===== GIVEN RECORDS =====

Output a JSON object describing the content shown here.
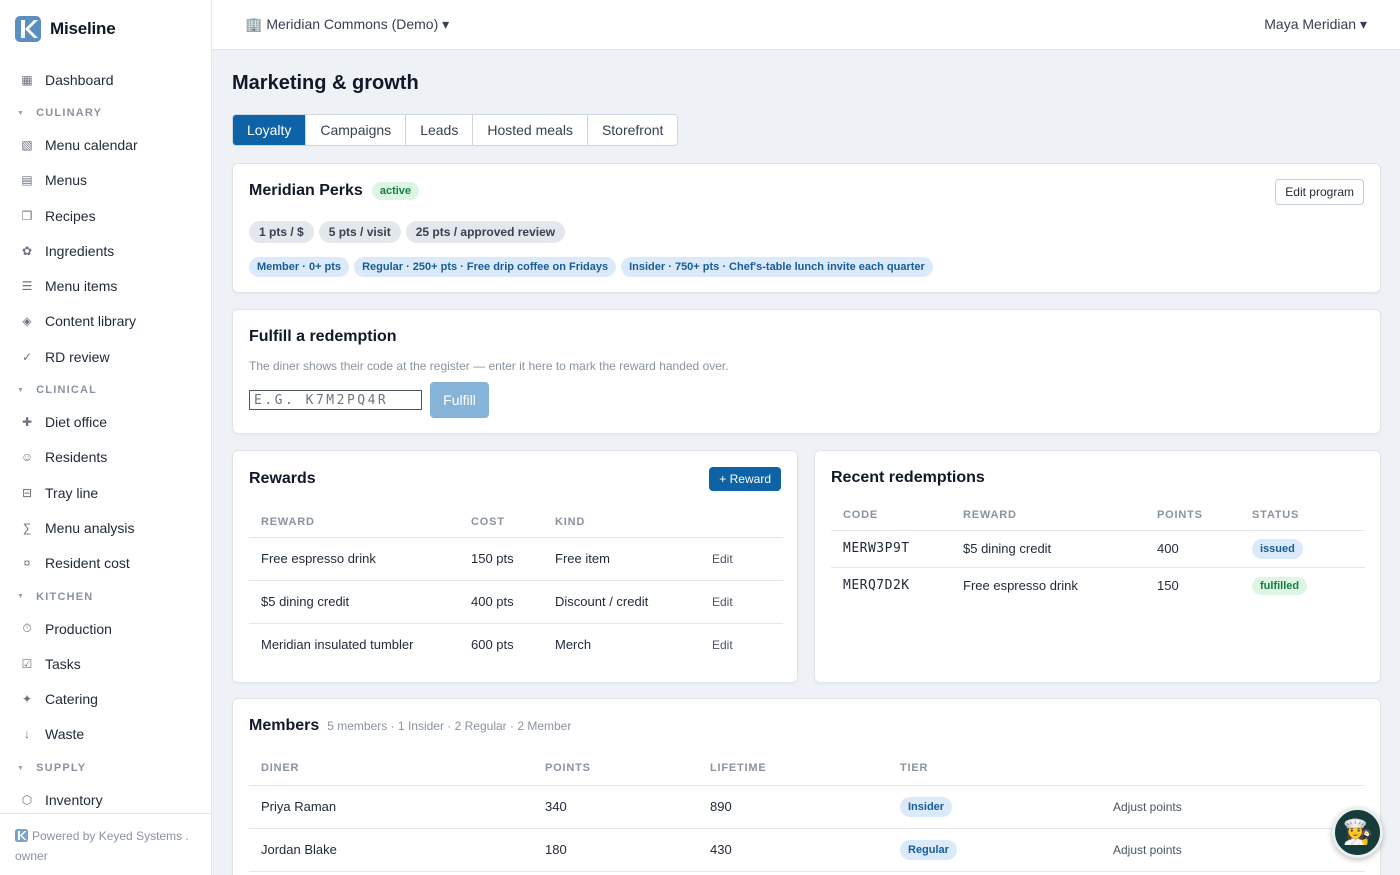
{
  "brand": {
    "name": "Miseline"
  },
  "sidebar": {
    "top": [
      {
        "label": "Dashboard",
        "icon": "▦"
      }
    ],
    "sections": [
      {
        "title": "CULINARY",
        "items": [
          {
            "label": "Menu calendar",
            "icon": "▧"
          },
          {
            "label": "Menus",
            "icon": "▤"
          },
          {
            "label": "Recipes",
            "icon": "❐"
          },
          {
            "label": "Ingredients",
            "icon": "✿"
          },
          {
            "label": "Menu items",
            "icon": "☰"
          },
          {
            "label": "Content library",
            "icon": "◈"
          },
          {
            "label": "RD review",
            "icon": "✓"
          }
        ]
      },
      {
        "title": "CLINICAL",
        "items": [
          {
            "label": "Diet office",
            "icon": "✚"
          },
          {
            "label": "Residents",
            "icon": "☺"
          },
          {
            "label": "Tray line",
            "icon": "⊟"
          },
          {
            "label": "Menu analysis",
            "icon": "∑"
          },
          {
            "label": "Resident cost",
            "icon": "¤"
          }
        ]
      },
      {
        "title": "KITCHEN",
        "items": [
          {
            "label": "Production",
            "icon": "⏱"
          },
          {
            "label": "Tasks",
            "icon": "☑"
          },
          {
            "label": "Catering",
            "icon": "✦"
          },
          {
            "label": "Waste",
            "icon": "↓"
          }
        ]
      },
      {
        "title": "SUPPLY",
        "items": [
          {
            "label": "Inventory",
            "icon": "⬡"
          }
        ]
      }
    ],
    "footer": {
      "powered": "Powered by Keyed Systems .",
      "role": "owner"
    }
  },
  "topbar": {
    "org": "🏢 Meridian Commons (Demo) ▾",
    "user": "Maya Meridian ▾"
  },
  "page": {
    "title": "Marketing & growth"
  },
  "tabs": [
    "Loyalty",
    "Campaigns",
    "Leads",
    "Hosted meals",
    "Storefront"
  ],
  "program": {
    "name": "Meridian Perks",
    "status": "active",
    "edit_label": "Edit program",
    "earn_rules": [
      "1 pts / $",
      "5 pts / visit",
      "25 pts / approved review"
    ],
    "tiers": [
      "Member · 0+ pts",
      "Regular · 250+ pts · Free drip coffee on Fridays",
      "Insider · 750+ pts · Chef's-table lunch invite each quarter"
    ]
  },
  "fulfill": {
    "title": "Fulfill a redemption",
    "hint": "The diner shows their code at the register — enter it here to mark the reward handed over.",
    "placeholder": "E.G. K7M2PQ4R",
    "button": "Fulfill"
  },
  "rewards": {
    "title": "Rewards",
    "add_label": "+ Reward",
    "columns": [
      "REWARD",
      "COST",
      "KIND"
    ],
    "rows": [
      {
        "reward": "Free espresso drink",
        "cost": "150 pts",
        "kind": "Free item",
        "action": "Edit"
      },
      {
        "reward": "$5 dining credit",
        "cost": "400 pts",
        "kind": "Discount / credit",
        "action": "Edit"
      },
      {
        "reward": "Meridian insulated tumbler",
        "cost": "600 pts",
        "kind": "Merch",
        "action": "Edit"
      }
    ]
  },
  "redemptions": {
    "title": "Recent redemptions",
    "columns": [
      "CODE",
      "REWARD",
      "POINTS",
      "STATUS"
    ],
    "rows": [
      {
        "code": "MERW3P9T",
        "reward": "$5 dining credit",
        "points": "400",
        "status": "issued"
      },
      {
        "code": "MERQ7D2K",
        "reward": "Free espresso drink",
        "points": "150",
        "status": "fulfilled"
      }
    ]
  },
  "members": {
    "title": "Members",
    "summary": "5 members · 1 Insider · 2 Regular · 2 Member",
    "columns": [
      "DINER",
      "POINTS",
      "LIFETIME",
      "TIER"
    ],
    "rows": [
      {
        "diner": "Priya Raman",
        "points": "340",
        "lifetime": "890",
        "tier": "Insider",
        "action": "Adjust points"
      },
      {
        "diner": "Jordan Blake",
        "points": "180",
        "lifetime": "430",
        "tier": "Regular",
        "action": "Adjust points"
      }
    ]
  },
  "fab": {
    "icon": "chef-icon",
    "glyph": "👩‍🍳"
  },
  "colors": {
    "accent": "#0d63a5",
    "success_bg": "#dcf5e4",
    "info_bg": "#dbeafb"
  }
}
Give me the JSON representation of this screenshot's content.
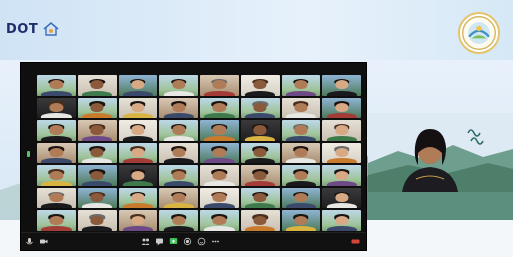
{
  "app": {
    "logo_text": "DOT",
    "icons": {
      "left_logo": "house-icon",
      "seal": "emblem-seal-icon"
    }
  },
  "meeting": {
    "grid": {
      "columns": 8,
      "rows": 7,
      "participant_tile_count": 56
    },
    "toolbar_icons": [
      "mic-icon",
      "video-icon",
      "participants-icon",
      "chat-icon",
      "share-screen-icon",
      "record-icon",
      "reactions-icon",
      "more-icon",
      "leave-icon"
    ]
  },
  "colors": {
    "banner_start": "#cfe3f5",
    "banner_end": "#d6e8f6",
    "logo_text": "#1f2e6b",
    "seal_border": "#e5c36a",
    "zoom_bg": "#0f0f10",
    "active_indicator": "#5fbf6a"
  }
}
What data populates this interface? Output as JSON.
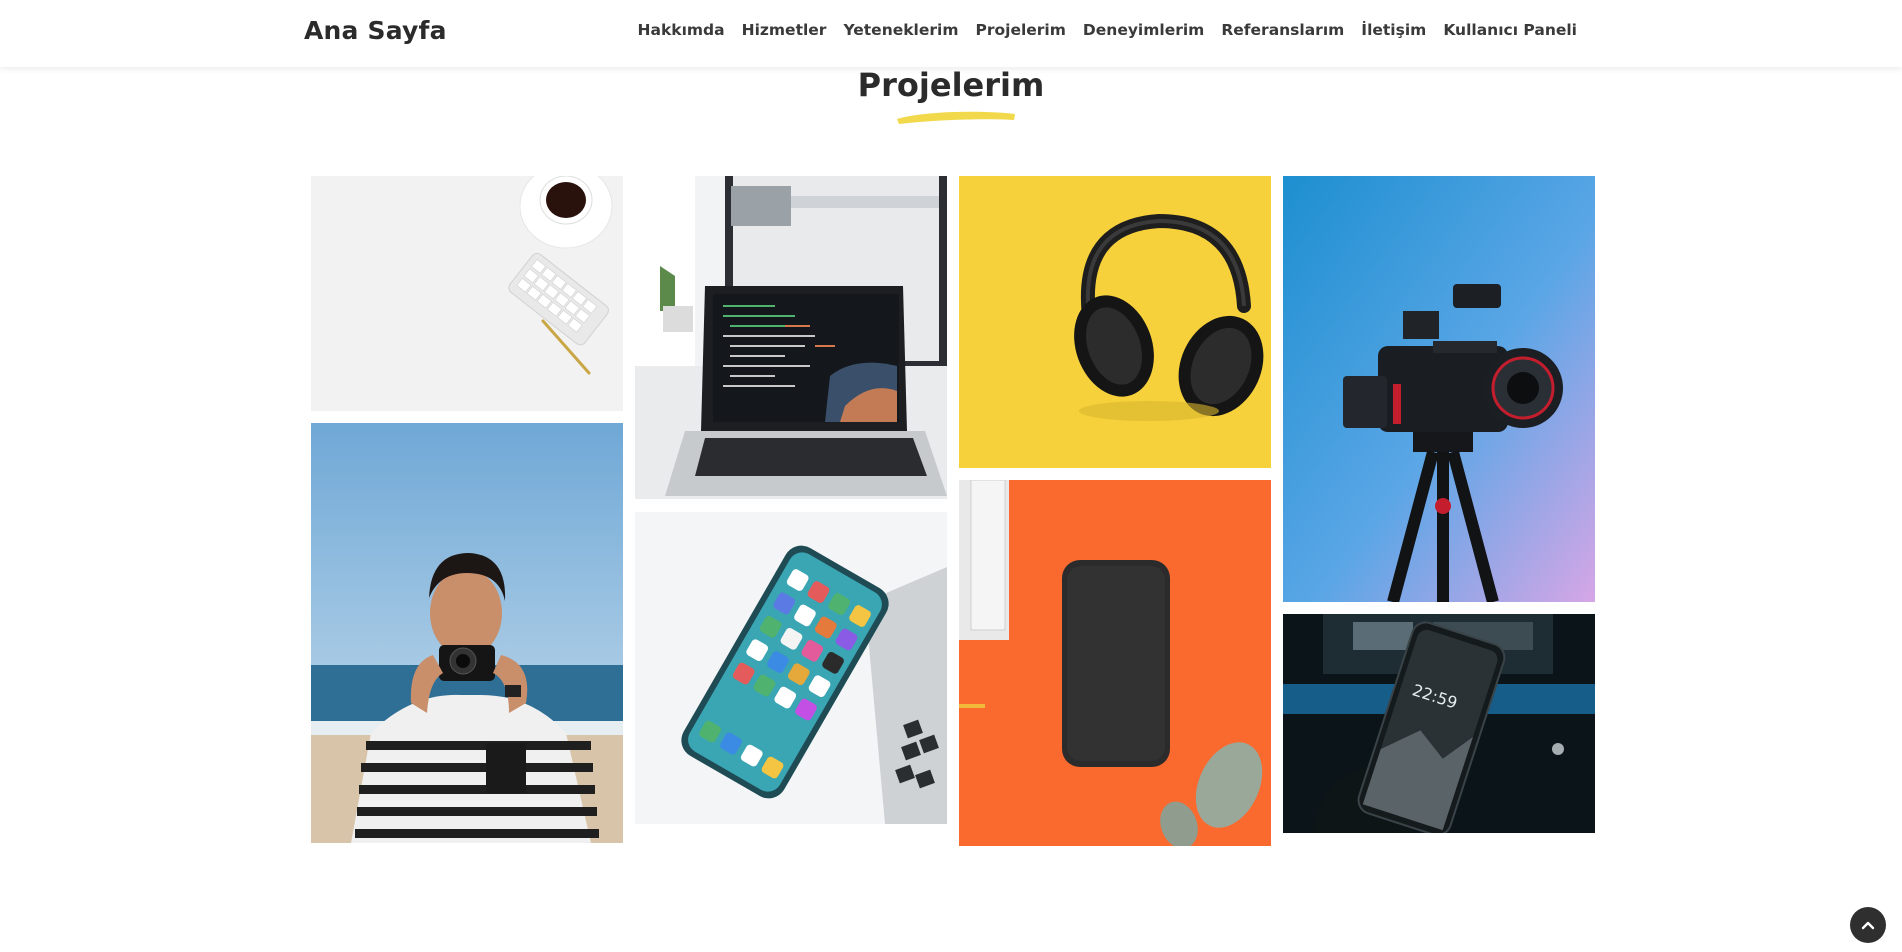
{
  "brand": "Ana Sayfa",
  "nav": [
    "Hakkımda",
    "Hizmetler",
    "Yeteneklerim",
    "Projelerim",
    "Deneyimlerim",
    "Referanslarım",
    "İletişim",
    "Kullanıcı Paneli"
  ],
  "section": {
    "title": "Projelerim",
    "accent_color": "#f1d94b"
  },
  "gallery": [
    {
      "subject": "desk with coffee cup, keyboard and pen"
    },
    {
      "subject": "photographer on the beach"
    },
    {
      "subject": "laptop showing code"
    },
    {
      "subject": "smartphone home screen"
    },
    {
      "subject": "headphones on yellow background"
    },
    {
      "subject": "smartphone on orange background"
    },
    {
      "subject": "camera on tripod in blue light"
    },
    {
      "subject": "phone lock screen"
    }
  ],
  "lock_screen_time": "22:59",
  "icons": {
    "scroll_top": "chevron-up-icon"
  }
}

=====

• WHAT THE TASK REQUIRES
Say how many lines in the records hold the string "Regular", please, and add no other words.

• WRITTEN SOLUTION
3